The exclusive legislative field of a State on matters enumerated in List II being subject to legislative powers of the Parliament on matters enumerated in List III (Concurrent List), when Parliament legislates on a matter enumerated in List III, its legislation is valid and constitutional under this Article.
(7) The Parliament has in enacting S. 14 of the Act by enlarging or enhancing the rights in or over land of Hindu females from limited ownership rights to full ownership rights legislated within the ambit and scope of entry 5 in the Concurrent List and thus the legislation is a valid piece of legislation. The answer to the question is that to the extent S. 14 of the Act enacts legislation providing enlarged rights over land to Hindu female it entrenches upon entry 18 in List II, the exclusive field of a State, but it still is a valid piece of legislation because it directly comes within the legislative field as spanned in entry 5 of List III, the Concurrent List.
(8) In consequence Regular Second Appeal No. 1074 of 1959 will return for hearing to a Bench of this Court on other matters raised in the grounds of appeal and the case to which Civil Miscellaneous No. 1548 of 1959 concerns will be sent back to the trial Court for disposal according to law. There is no order on costs in proceedings disposed of by this judgment.
S.S. Dulat, J.
(9) I agree that S. 14 of the Hindu Succession Act, 1956, is a valid piece of legislation and wish to add only this that, as I view the mater, this particular provision does not appear to be 'legislation concerning land or rights in and over land' mentioned in item 18 of the State List. It is true that S. 14 affects all property including land, but so do several other provisions of the Hindu Succession Act. The reason is that it is not possible to divide human affairs into watertight compartments, and the division of subject in the Lists contained in the Seventh Schedule to the Constitution is not intended to be watertight.
The various items are only pointers to the kind of legislation that can be undertaken. Item 5 of the Concurrent List provides for legislation concerning succession and several matters connected with it, and arise for legislation concerning matters, governed by the personal law of the parties, and S. 14 of the Hindu Succession Act clearly falls under that description. The circumstance that such legislation incidentally affects land, as it affects other kinds of property, is to my mind of no consequence. The essence of this particular legislation and the whole of the Hindu Succession Act is what appears under item 5 of the Concurrent List and not 'land' mentioned in item 18 of the State List. The contention, therefore, that in enacting S. 14 of the Hindu Succession Act Parliament has encroached on the field of legislation reserved for States is not, in my opinion, sound and S. 14 of the Hindu Succession Act cannot be held invalid.

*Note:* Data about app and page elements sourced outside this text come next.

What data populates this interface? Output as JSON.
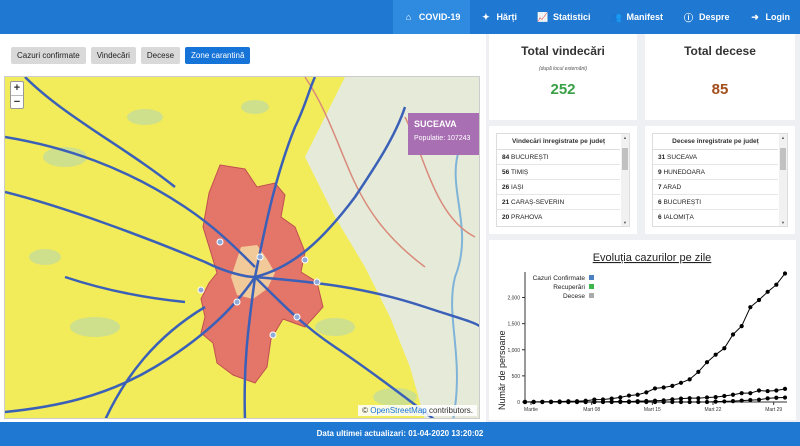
{
  "nav": {
    "items": [
      {
        "label": "COVID-19",
        "icon": "home-icon",
        "glyph": "⌂"
      },
      {
        "label": "Hărți",
        "icon": "compass-icon",
        "glyph": "✦"
      },
      {
        "label": "Statistici",
        "icon": "chart-icon",
        "glyph": "📈"
      },
      {
        "label": "Manifest",
        "icon": "users-icon",
        "glyph": "👥"
      },
      {
        "label": "Despre",
        "icon": "info-icon",
        "glyph": "ⓘ"
      },
      {
        "label": "Login",
        "icon": "login-icon",
        "glyph": "➜"
      }
    ]
  },
  "tabs": [
    "Cazuri confirmate",
    "Vindecări",
    "Decese",
    "Zone carantină"
  ],
  "map": {
    "zoom_in": "+",
    "zoom_out": "−",
    "region": {
      "name": "SUCEAVA",
      "population": "Populatie: 107243",
      "color": "#a86fb3"
    },
    "attribution_prefix": "©",
    "attribution_link": "OpenStreetMap",
    "attribution_suffix": "contributors."
  },
  "stats": {
    "recovered": {
      "title": "Total vindecări",
      "note": "(după locul externării)",
      "value": "252",
      "color": "#3aa046"
    },
    "deaths": {
      "title": "Total decese",
      "value": "85",
      "color": "#a24d1a"
    }
  },
  "recovered_list": {
    "header": "Vindecări înregistrate pe județ",
    "rows": [
      {
        "count": "84",
        "county": "BUCUREȘTI"
      },
      {
        "count": "56",
        "county": "TIMIȘ"
      },
      {
        "count": "26",
        "county": "IAȘI"
      },
      {
        "count": "21",
        "county": "CARAȘ-SEVERIN"
      },
      {
        "count": "20",
        "county": "PRAHOVA"
      }
    ]
  },
  "deaths_list": {
    "header": "Decese înregistrate pe județ",
    "rows": [
      {
        "count": "31",
        "county": "SUCEAVA"
      },
      {
        "count": "9",
        "county": "HUNEDOARA"
      },
      {
        "count": "7",
        "county": "ARAD"
      },
      {
        "count": "6",
        "county": "BUCUREȘTI"
      },
      {
        "count": "6",
        "county": "IALOMIȚA"
      }
    ]
  },
  "chart_data": {
    "type": "line",
    "title": "Evoluția cazurilor pe zile",
    "ylabel": "Număr de persoane",
    "xlabel": "",
    "x_tick_labels": [
      "Martie",
      "Mart 08",
      "Mart 15",
      "Mart 22",
      "Mart 29"
    ],
    "y_ticks": [
      0,
      500,
      1000,
      1500,
      2000
    ],
    "ylim": [
      0,
      2450
    ],
    "legend_position": "top-left",
    "series": [
      {
        "name": "Cazuri Confirmate",
        "color": "#4a80c0",
        "values": [
          3,
          3,
          4,
          6,
          9,
          15,
          15,
          25,
          45,
          49,
          64,
          89,
          123,
          139,
          184,
          260,
          277,
          308,
          367,
          433,
          576,
          762,
          906,
          1029,
          1292,
          1452,
          1815,
          1952,
          2109,
          2245,
          2460
        ]
      },
      {
        "name": "Recuperări",
        "color": "#3cb54a",
        "values": [
          0,
          0,
          0,
          0,
          0,
          0,
          0,
          0,
          2,
          3,
          6,
          9,
          9,
          16,
          19,
          25,
          31,
          51,
          64,
          73,
          73,
          86,
          94,
          115,
          139,
          169,
          169,
          220,
          209,
          220,
          252
        ]
      },
      {
        "name": "Decese",
        "color": "#aaaaaa",
        "values": [
          0,
          0,
          0,
          0,
          0,
          0,
          0,
          0,
          0,
          0,
          0,
          0,
          0,
          0,
          0,
          0,
          0,
          0,
          0,
          0,
          0,
          0,
          7,
          11,
          17,
          26,
          37,
          44,
          69,
          82,
          85
        ]
      }
    ]
  },
  "footer": {
    "text": "Data ultimei actualizari: 01-04-2020 13:20:02"
  }
}
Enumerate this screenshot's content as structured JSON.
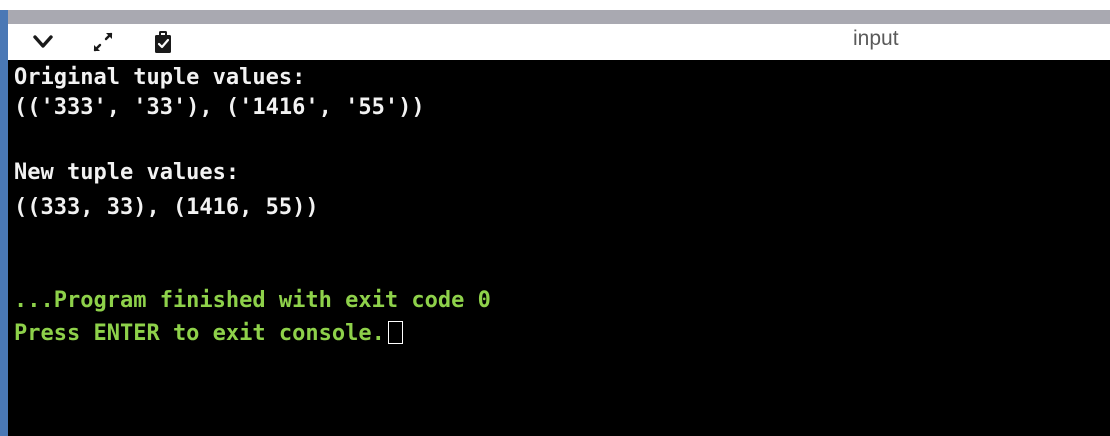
{
  "toolbar": {
    "title": "input",
    "icons": [
      "chevron-down-icon",
      "expand-icon",
      "clipboard-copy-icon"
    ]
  },
  "console": {
    "lines": [
      {
        "text": "Original tuple values:",
        "color": "#f2f2f2"
      },
      {
        "text": "(('333', '33'), ('1416', '55'))",
        "color": "#f2f2f2"
      },
      {
        "text": "",
        "color": "#f2f2f2"
      },
      {
        "text": "New tuple values:",
        "color": "#f2f2f2"
      },
      {
        "text": "((333, 33), (1416, 55))",
        "color": "#f2f2f2"
      },
      {
        "text": "",
        "color": "#f2f2f2"
      },
      {
        "text": "",
        "color": "#f2f2f2"
      },
      {
        "text": "...Program finished with exit code 0",
        "color": "#8ed14a"
      },
      {
        "text": "Press ENTER to exit console.",
        "color": "#8ed14a"
      }
    ]
  },
  "colors": {
    "accent": "#4a78b5",
    "console_bg": "#000000",
    "output_text": "#f2f2f2",
    "status_text": "#8ed14a"
  }
}
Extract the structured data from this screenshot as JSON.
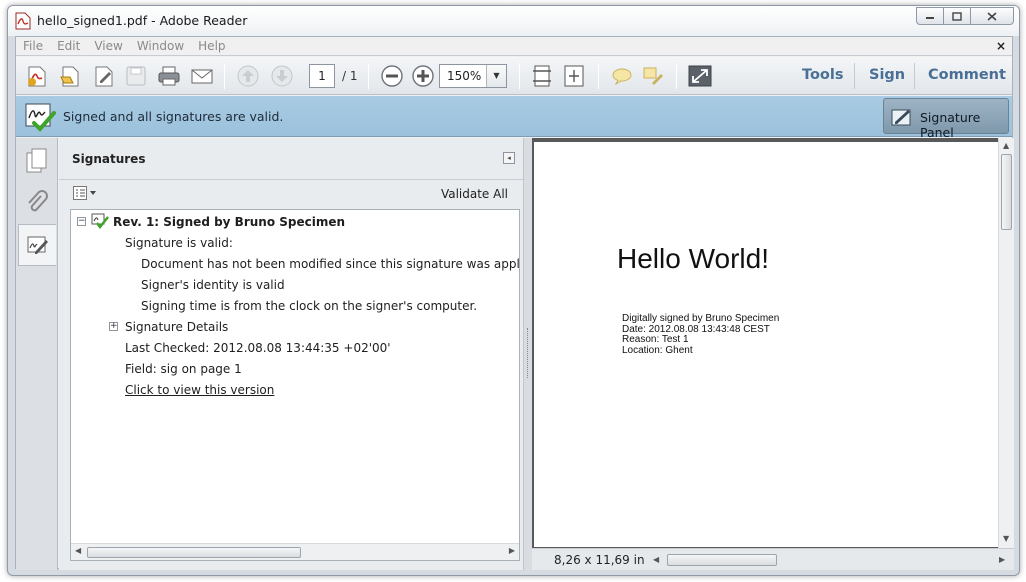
{
  "window": {
    "title": "hello_signed1.pdf - Adobe Reader",
    "controls": {
      "minimize": "▭",
      "maximize": "▢",
      "close": "✕"
    }
  },
  "menu": {
    "items": [
      "File",
      "Edit",
      "View",
      "Window",
      "Help"
    ],
    "close_glyph": "×"
  },
  "toolbar": {
    "page_current": "1",
    "page_total": "/ 1",
    "zoom": "150%",
    "zoom_arrow": "▼",
    "tools_label": "Tools",
    "sign_label": "Sign",
    "comment_label": "Comment"
  },
  "banner": {
    "message": "Signed and all signatures are valid.",
    "signature_panel_label": "Signature Panel"
  },
  "signatures_panel": {
    "title": "Signatures",
    "collapse_glyph": "◂",
    "validate_all": "Validate All",
    "tree": {
      "revision": "Rev. 1: Signed by Bruno Specimen",
      "status": "Signature is valid:",
      "details": [
        "Document has not been modified since this signature was applied",
        "Signer's identity is valid",
        "Signing time is from the clock on the signer's computer."
      ],
      "signature_details": "Signature Details",
      "last_checked": "Last Checked: 2012.08.08 13:44:35 +02'00'",
      "field": "Field: sig on page 1",
      "view_version_link": "Click to view this version",
      "minus_glyph": "−",
      "plus_glyph": "+"
    }
  },
  "document": {
    "heading": "Hello World!",
    "signature_lines": [
      "Digitally signed by Bruno Specimen",
      "Date: 2012.08.08 13:43:48 CEST",
      "Reason: Test 1",
      "Location: Ghent"
    ],
    "page_size": "8,26 x 11,69 in"
  },
  "colors": {
    "banner_bg": "#a9cbe3",
    "link_blue": "#4a6f95",
    "valid_green": "#3fa52a",
    "pdf_red": "#c0332b"
  }
}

K.L. Gosain, J.
(10) I agree with my learned brothers, Dulat J. and Mehar Singh J., that S. 14 of the Hindu Succession Act is a valid piece of legislation.

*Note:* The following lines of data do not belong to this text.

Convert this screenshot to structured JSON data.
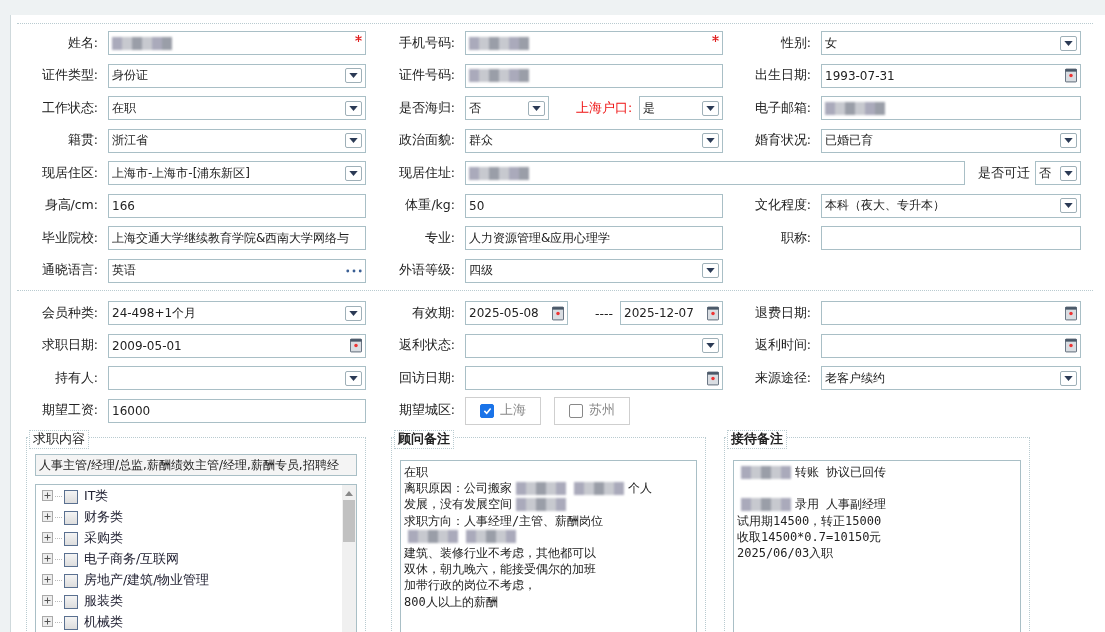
{
  "sections": [
    {
      "rows": [
        [
          {
            "label": "姓名:",
            "parts": [
              {
                "kind": "text",
                "redacted": true,
                "required": true
              }
            ]
          },
          {
            "label": "手机号码:",
            "parts": [
              {
                "kind": "text",
                "redacted": true,
                "required": true
              }
            ]
          },
          {
            "label": "性别:",
            "parts": [
              {
                "kind": "select",
                "value": "女"
              }
            ]
          }
        ],
        [
          {
            "label": "证件类型:",
            "parts": [
              {
                "kind": "select",
                "value": "身份证"
              }
            ]
          },
          {
            "label": "证件号码:",
            "parts": [
              {
                "kind": "text",
                "redacted": true
              }
            ]
          },
          {
            "label": "出生日期:",
            "parts": [
              {
                "kind": "date",
                "value": "1993-07-31"
              }
            ]
          }
        ],
        [
          {
            "label": "工作状态:",
            "parts": [
              {
                "kind": "select",
                "value": "在职"
              }
            ]
          },
          {
            "label": "是否海归:",
            "parts": [
              {
                "kind": "select",
                "value": "否"
              },
              {
                "kind": "label",
                "text": "上海户口:",
                "alert": true
              },
              {
                "kind": "select",
                "value": "是"
              }
            ]
          },
          {
            "label": "电子邮箱:",
            "parts": [
              {
                "kind": "text",
                "redacted": true
              }
            ]
          }
        ],
        [
          {
            "label": "籍贯:",
            "parts": [
              {
                "kind": "select",
                "value": "浙江省"
              }
            ]
          },
          {
            "label": "政治面貌:",
            "parts": [
              {
                "kind": "select",
                "value": "群众"
              }
            ]
          },
          {
            "label": "婚育状况:",
            "parts": [
              {
                "kind": "select",
                "value": "已婚已育"
              }
            ]
          }
        ],
        [
          {
            "label": "现居住区:",
            "parts": [
              {
                "kind": "select",
                "value": " 上海市-上海市-[浦东新区]"
              }
            ]
          },
          {
            "label": "现居住址:",
            "wide": true,
            "parts": [
              {
                "kind": "text",
                "redacted": true
              },
              {
                "kind": "label",
                "text": "是否可迁",
                "alert": false
              },
              {
                "kind": "select",
                "value": "否"
              }
            ]
          }
        ],
        [
          {
            "label": "身高/cm:",
            "parts": [
              {
                "kind": "text",
                "value": "166"
              }
            ]
          },
          {
            "label": "体重/kg:",
            "parts": [
              {
                "kind": "text",
                "value": "50"
              }
            ]
          },
          {
            "label": "文化程度:",
            "parts": [
              {
                "kind": "select",
                "value": "本科（夜大、专升本）"
              }
            ]
          }
        ],
        [
          {
            "label": "毕业院校:",
            "parts": [
              {
                "kind": "text",
                "value": "上海交通大学继续教育学院&西南大学网络与"
              }
            ]
          },
          {
            "label": "专业:",
            "parts": [
              {
                "kind": "text",
                "value": "人力资源管理&应用心理学"
              }
            ]
          },
          {
            "label": "职称:",
            "parts": [
              {
                "kind": "text"
              }
            ]
          }
        ],
        [
          {
            "label": "通晓语言:",
            "parts": [
              {
                "kind": "more",
                "value": "英语"
              }
            ]
          },
          {
            "label": "外语等级:",
            "parts": [
              {
                "kind": "select",
                "value": "四级"
              }
            ]
          }
        ]
      ]
    },
    {
      "rows": [
        [
          {
            "label": "会员种类:",
            "parts": [
              {
                "kind": "select",
                "value": " 24-498+1个月"
              }
            ]
          },
          {
            "label": "有效期:",
            "parts": [
              {
                "kind": "date",
                "value": "2025-05-08"
              },
              {
                "kind": "label",
                "text": "----",
                "alert": false
              },
              {
                "kind": "date",
                "value": "2025-12-07"
              }
            ]
          },
          {
            "label": "退费日期:",
            "parts": [
              {
                "kind": "date"
              }
            ]
          }
        ],
        [
          {
            "label": "求职日期:",
            "parts": [
              {
                "kind": "date",
                "value": "2009-05-01"
              }
            ]
          },
          {
            "label": "返利状态:",
            "parts": [
              {
                "kind": "select"
              }
            ]
          },
          {
            "label": "返利时间:",
            "parts": [
              {
                "kind": "date"
              }
            ]
          }
        ],
        [
          {
            "label": "持有人:",
            "parts": [
              {
                "kind": "select"
              }
            ]
          },
          {
            "label": "回访日期:",
            "parts": [
              {
                "kind": "date"
              }
            ]
          },
          {
            "label": "来源途径:",
            "parts": [
              {
                "kind": "select",
                "value": "老客户续约"
              }
            ]
          }
        ],
        [
          {
            "label": "期望工资:",
            "parts": [
              {
                "kind": "text",
                "value": "16000"
              }
            ]
          },
          {
            "label": "期望城区:",
            "parts": [
              {
                "kind": "checkbox",
                "text": "上海",
                "checked": true
              },
              {
                "kind": "checkbox",
                "text": "苏州",
                "checked": false
              }
            ]
          }
        ]
      ]
    }
  ],
  "panels": [
    {
      "kind": "tree",
      "title": "求职内容",
      "summary": "人事主管/经理/总监,薪酬绩效主管/经理,薪酬专员,招聘经",
      "nodes": [
        {
          "label": "IT类",
          "checked": false
        },
        {
          "label": "财务类",
          "checked": false
        },
        {
          "label": "采购类",
          "checked": false
        },
        {
          "label": "电子商务/互联网",
          "checked": false
        },
        {
          "label": "房地产/建筑/物业管理",
          "checked": false
        },
        {
          "label": "服装类",
          "checked": false
        },
        {
          "label": "机械类",
          "checked": false
        }
      ]
    },
    {
      "kind": "notes",
      "title": "顾问备注",
      "lines": [
        {
          "segments": [
            {
              "kind": "text",
              "text": "在职"
            }
          ]
        },
        {
          "segments": [
            {
              "kind": "text",
              "text": "离职原因：公司搬家 "
            },
            {
              "kind": "redacted"
            },
            {
              "kind": "redacted"
            },
            {
              "kind": "text",
              "text": " 个人"
            }
          ]
        },
        {
          "segments": [
            {
              "kind": "text",
              "text": "发展，没有发展空间 "
            },
            {
              "kind": "redacted"
            }
          ]
        },
        {
          "segments": [
            {
              "kind": "text",
              "text": "求职方向：人事经理/主管、薪酬岗位"
            }
          ]
        },
        {
          "segments": [
            {
              "kind": "redacted"
            },
            {
              "kind": "redacted"
            }
          ]
        },
        {
          "segments": [
            {
              "kind": "text",
              "text": "建筑、装修行业不考虑，其他都可以"
            }
          ]
        },
        {
          "segments": [
            {
              "kind": "text",
              "text": "双休，朝九晚六，能接受偶尔的加班"
            }
          ]
        },
        {
          "segments": [
            {
              "kind": "text",
              "text": "加带行政的岗位不考虑，"
            }
          ]
        },
        {
          "segments": [
            {
              "kind": "text",
              "text": "800人以上的薪酬"
            }
          ]
        }
      ]
    },
    {
      "kind": "notes",
      "title": "接待备注",
      "lines": [
        {
          "segments": [
            {
              "kind": "redacted"
            },
            {
              "kind": "text",
              "text": " 转账 协议已回传"
            }
          ]
        },
        {
          "spaced": true,
          "segments": [
            {
              "kind": "redacted"
            },
            {
              "kind": "text",
              "text": "录用 人事副经理"
            }
          ]
        },
        {
          "segments": [
            {
              "kind": "text",
              "text": "试用期14500，转正15000"
            }
          ]
        },
        {
          "segments": [
            {
              "kind": "text",
              "text": "收取14500*0.7=10150元"
            }
          ]
        },
        {
          "segments": [
            {
              "kind": "text",
              "text": "2025/06/03入职"
            }
          ]
        }
      ]
    }
  ]
}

(11) Since we are all unanimous in finding that the legislation in question does, at any rate, fall under the second part of Entry No. 5 of List III of the Seventh Schedule to the Constitution of India and the Parliament had the power to enact it, it is, in my opinion, not absolutely necessary to decide whether the said legislation, in so far as it enlarges the estates of female heirs which devolved on them before the commencement of the Act, can also fall under the first part of the aforesaid Entry.
(12) Answer to question formulated in the judgment, which my learned brother Mehar Singh J. proposes to deliver, should, in my opinion, be in the negative.
ORDER OF THE COURT.
(13) Answer to the question formulated is that S. 14 of the Hindu Succession Act is a constitutionally valid piece of legislation. Regular Second Appeal No. 1074 of 1959 will be returned for hearing to the Bench concerned and Civil Miscellaneous No. 1548 of 1959 will be sent back to the trial Court for disposal according to law.
(14) Reference answered accordingly.